Jan. 5, 2005
By Simit Shah – Jarrett Jack loves basketball.
That fact was apparent Saturday. Twenty minutes after a masterful 26-point performance against Kansas in the Jackets’ 70-68 overtime loss, the junior point guard stood in a hallway outside Tech’s locker room fielding questions from the media.
He was one of the few wearing a Tech uniform that appreciated the magnificence of the game they had just played, despite the sting of the final result.
“Keith Langford walked by me and said, `This is going to be on ESPN Classic for a long time.’ This was a great game, overtime game on the road,” he said. “They probably have the best fans in the country. I’ve never been in a building with the atmosphere quite like this.”
Minutes earlier, he displayed his extensive knowledge of the game by comparing Alex Galindo’s late three-pointer to a moment in the 1994 national championship game.
“That was tough,” he said of the overtime shot that cut Tech’s lead to one point. “It kind of reminded me of Scotty Thurman (of Arkansas) when he hit that three in the NCAA Tournament (against Duke).”
Saturday in a nutshell captured what Jack, who was named the ACC’s player of the week, means to the Jackets. On the court, he delivers clutch performances in big games as one of the best point guards in the nation. Off the court, he’s one of the team’s leaders and easily one of the most knowledgeable and popular players to ever don the white and gold.
“He’s our floor general out there,” stated senior B.J. Elder. “He really gets things going for us. He really does a great job of running the offense, having guys in the right position and getting people the ball where they want it. He does everything for us.”
While his place among Georgia Tech’s illustrious point guard tradition is solidified by last year’s Final Four appearance, Jack is anything but content with his play. Over the summer, he specifically focused on improving his shooting. His regimen consisted of shooting 400 to 500 shots a day, often alone at night at Alexander Memorial Coliseum.
His hard work resulted in a field goal percentage of almost 60 percent, which is third-best in the ACC and 16 points above his career average. Jack has also connected on 42 percent of three-pointers and nearly 89 percent of free throws.
“I hear people talk about different players, and here’s a guy who led his team to the Final Four and was Most Outstanding Player of the regional,” said coach Paul Hewitt. “When they talk about the best players in the country … I know I’m biased, but how can this guy not be mentioned?
“He’s one of the best players in the country, flat out.
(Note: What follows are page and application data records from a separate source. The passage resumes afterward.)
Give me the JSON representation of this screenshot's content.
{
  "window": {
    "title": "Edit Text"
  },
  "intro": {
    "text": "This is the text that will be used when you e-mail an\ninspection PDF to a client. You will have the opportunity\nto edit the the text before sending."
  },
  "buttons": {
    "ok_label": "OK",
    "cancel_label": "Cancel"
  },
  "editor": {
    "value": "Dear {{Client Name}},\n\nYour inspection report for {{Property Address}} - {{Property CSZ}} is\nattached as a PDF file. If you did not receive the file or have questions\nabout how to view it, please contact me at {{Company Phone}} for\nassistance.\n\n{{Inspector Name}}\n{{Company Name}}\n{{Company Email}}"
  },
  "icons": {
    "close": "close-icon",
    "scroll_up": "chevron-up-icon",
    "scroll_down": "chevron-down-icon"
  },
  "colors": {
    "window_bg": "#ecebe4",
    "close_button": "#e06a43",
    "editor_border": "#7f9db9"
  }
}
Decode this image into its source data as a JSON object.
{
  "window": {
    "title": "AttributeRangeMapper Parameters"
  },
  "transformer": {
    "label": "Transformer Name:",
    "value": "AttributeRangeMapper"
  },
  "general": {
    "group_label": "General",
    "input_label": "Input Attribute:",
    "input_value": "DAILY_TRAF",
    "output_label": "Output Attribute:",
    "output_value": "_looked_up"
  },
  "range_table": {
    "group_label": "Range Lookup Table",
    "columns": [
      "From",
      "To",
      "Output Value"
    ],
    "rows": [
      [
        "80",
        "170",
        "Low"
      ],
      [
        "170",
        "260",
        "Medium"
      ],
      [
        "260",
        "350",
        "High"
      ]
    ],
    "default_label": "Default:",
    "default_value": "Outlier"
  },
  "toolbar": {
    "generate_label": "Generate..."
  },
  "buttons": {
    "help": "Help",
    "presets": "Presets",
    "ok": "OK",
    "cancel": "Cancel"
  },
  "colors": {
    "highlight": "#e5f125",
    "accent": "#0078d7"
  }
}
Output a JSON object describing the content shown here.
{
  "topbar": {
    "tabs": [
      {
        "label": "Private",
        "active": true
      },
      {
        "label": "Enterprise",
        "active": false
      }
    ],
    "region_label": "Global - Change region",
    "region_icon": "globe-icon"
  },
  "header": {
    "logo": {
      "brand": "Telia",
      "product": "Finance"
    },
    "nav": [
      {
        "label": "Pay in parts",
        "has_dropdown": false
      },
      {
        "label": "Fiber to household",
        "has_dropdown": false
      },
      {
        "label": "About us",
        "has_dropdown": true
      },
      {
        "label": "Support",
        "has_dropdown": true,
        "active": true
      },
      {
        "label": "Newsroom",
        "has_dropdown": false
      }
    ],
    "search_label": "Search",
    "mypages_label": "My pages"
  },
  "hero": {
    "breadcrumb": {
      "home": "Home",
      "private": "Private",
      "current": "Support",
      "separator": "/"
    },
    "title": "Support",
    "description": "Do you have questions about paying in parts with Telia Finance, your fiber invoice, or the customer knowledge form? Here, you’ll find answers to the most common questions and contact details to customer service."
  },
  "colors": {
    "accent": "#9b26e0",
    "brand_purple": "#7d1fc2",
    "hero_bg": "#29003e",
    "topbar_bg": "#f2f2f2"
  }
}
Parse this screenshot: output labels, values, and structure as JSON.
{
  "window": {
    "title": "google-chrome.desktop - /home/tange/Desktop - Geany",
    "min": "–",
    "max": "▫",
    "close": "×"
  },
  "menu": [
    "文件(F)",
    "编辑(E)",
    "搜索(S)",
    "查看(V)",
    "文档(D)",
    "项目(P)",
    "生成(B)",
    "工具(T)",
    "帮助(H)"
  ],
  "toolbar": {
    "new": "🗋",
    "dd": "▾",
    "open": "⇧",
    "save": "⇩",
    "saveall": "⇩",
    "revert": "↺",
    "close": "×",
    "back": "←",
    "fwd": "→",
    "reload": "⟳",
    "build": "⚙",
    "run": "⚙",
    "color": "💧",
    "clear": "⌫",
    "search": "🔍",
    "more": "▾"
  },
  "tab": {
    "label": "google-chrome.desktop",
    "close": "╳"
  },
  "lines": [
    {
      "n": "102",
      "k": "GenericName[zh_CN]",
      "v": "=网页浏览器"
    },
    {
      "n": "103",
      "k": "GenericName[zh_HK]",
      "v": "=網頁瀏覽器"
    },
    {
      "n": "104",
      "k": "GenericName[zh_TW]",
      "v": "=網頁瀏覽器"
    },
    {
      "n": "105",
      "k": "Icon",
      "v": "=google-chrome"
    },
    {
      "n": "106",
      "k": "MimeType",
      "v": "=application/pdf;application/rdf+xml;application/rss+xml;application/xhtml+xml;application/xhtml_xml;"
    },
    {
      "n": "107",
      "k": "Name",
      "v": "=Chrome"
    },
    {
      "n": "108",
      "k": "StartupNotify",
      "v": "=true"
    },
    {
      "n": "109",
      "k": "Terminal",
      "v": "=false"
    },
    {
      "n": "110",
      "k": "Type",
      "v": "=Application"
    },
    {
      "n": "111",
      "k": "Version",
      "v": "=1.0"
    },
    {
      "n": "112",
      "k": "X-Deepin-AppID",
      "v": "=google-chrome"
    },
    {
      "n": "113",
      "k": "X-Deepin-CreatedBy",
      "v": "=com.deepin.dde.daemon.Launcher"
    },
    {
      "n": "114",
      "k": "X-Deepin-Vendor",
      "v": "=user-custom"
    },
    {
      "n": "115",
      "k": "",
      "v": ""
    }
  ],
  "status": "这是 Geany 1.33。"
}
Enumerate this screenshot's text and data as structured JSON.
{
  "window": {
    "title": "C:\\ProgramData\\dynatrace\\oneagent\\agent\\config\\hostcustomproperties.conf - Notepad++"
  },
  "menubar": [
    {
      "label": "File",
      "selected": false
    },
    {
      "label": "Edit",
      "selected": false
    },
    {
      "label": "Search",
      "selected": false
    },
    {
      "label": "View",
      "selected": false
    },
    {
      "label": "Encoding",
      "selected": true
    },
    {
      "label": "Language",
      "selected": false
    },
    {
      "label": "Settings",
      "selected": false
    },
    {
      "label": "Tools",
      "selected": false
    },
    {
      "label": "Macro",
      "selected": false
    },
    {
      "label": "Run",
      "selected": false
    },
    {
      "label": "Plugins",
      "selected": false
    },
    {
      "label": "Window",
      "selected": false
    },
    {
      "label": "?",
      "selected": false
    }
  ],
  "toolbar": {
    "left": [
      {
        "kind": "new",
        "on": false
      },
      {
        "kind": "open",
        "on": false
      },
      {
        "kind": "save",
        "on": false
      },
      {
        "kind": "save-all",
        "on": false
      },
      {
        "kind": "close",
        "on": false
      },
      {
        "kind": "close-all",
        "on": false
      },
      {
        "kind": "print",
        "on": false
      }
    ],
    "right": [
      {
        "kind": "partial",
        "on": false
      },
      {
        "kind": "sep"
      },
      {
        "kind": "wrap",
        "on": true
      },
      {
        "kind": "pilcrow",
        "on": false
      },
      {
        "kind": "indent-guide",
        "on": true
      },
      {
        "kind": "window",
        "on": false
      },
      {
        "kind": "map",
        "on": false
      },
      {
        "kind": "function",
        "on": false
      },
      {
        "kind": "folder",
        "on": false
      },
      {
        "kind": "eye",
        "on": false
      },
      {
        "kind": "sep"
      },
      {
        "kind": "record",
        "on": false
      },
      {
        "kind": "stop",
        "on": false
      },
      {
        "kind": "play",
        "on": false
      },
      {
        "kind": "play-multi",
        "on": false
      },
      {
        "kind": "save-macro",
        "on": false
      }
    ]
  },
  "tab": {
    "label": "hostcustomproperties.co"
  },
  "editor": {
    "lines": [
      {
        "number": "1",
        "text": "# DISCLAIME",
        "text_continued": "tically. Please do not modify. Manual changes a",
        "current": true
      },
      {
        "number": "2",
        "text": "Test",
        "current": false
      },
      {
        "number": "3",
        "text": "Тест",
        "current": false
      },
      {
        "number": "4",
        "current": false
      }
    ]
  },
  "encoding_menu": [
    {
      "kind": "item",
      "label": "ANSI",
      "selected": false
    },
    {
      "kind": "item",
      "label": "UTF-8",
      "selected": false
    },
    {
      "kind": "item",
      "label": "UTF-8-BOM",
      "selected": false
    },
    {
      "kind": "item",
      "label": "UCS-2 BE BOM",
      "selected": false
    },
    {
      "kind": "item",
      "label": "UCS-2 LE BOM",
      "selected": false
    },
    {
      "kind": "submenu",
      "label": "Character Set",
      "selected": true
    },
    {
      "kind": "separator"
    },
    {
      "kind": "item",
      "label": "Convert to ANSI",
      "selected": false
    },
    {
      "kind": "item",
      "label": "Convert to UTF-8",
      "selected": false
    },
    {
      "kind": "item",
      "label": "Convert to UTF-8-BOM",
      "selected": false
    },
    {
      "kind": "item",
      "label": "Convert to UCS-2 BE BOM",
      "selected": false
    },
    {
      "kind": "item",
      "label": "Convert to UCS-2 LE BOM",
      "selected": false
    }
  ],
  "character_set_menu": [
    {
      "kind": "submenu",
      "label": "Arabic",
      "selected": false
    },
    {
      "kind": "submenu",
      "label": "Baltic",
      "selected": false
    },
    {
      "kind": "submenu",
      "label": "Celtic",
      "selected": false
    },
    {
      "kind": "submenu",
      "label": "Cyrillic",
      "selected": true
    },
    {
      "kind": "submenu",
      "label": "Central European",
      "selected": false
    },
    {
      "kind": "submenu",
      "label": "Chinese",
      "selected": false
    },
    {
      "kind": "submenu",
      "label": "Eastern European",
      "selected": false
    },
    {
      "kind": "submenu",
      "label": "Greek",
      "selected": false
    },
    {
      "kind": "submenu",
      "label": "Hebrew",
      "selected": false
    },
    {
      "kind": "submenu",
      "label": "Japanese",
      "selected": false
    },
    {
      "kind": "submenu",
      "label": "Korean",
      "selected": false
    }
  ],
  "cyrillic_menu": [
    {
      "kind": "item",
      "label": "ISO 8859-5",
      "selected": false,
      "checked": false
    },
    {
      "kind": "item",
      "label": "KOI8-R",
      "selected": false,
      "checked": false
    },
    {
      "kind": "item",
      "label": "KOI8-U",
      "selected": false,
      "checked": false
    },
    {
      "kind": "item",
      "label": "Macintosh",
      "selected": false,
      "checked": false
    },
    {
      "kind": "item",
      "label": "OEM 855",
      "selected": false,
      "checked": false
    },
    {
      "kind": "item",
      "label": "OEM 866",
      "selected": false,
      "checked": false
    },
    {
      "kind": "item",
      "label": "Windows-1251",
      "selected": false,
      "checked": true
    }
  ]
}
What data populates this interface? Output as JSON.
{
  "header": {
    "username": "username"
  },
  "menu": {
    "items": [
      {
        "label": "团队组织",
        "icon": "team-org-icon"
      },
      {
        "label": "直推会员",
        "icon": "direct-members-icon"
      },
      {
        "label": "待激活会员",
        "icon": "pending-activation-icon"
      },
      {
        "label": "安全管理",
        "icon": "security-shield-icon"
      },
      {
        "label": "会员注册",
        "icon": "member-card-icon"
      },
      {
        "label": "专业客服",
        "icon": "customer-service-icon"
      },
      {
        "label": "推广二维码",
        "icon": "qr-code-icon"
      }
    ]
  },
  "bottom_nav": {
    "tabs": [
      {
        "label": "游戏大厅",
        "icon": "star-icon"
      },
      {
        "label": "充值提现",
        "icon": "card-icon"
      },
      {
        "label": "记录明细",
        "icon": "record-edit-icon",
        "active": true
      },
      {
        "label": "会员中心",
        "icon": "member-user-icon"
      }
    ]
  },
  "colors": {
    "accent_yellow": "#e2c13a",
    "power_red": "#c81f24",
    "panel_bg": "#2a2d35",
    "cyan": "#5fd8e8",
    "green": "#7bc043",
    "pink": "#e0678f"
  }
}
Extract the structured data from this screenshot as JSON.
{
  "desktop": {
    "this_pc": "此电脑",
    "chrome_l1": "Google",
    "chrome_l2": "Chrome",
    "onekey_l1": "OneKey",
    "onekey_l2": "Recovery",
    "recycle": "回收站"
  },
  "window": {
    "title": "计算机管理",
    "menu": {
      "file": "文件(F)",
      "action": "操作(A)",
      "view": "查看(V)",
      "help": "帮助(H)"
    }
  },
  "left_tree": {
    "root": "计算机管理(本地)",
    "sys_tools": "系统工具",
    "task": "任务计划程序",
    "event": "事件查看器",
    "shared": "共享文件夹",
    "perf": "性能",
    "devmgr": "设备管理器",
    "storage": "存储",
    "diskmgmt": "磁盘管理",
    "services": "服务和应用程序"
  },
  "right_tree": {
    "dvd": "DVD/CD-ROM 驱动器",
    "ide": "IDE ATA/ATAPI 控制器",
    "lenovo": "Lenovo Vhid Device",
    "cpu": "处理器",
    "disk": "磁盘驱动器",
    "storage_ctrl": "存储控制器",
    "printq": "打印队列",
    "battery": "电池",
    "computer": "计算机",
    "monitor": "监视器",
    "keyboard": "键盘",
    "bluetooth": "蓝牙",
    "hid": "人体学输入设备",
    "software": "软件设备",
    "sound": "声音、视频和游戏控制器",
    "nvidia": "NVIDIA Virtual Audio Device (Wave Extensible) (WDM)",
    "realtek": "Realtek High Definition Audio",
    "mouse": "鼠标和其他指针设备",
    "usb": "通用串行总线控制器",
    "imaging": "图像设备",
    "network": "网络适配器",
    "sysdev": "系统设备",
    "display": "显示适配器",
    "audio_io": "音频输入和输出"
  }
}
He’s a team player, he defends, he passes the ball, he works on his game, he’s a good three-point shooter now. There’s not a whole lot Jarrett Jack can’t do.”
At 6-3 and 202 pounds, Jack is bigger than most of his collegiate point guard peers, but he’s able to use his size to gain advantages as a defender and rebounder, as well as driving to the basket.
“I’ve always felt that it’s hard to take a big guard out of the game,” Hewitt noted. “He’s one of those guys who just fills up the stats sheet. If he’s not scoring, he’s getting assists, he’s getting steals, he’s getting rebounds.”
With 447 assists, Jack ranks eighth on Tech’s all-time list. If he continues on his pace of nearly five assists per game, he could pass Kenny Anderson, Mark Price and Brian Oliver before the season ends.
His ability to distribute the ball becomes especially important as the ACC slate begins this week. Losses to Kansas and Gonzaga have illustrated the importance of getting offensive contributions from up and down the roster, including the team’s freshmen.
“All those guys are starting to settle in, getting in their comfort zone and learning their role on the team,” explained Jack. “All of them play with a great deal of confidence, and that’s what separates them from normal freshmen. A lot of the time, they are on my team in practice, so I do a good job to keep talking to them and focused on where they’re supposed to be.”
“I’ve learned a lot from him,” said freshman point guard Zam Fredrick. “He knows so much, so it’s been a big help to me to have him around.”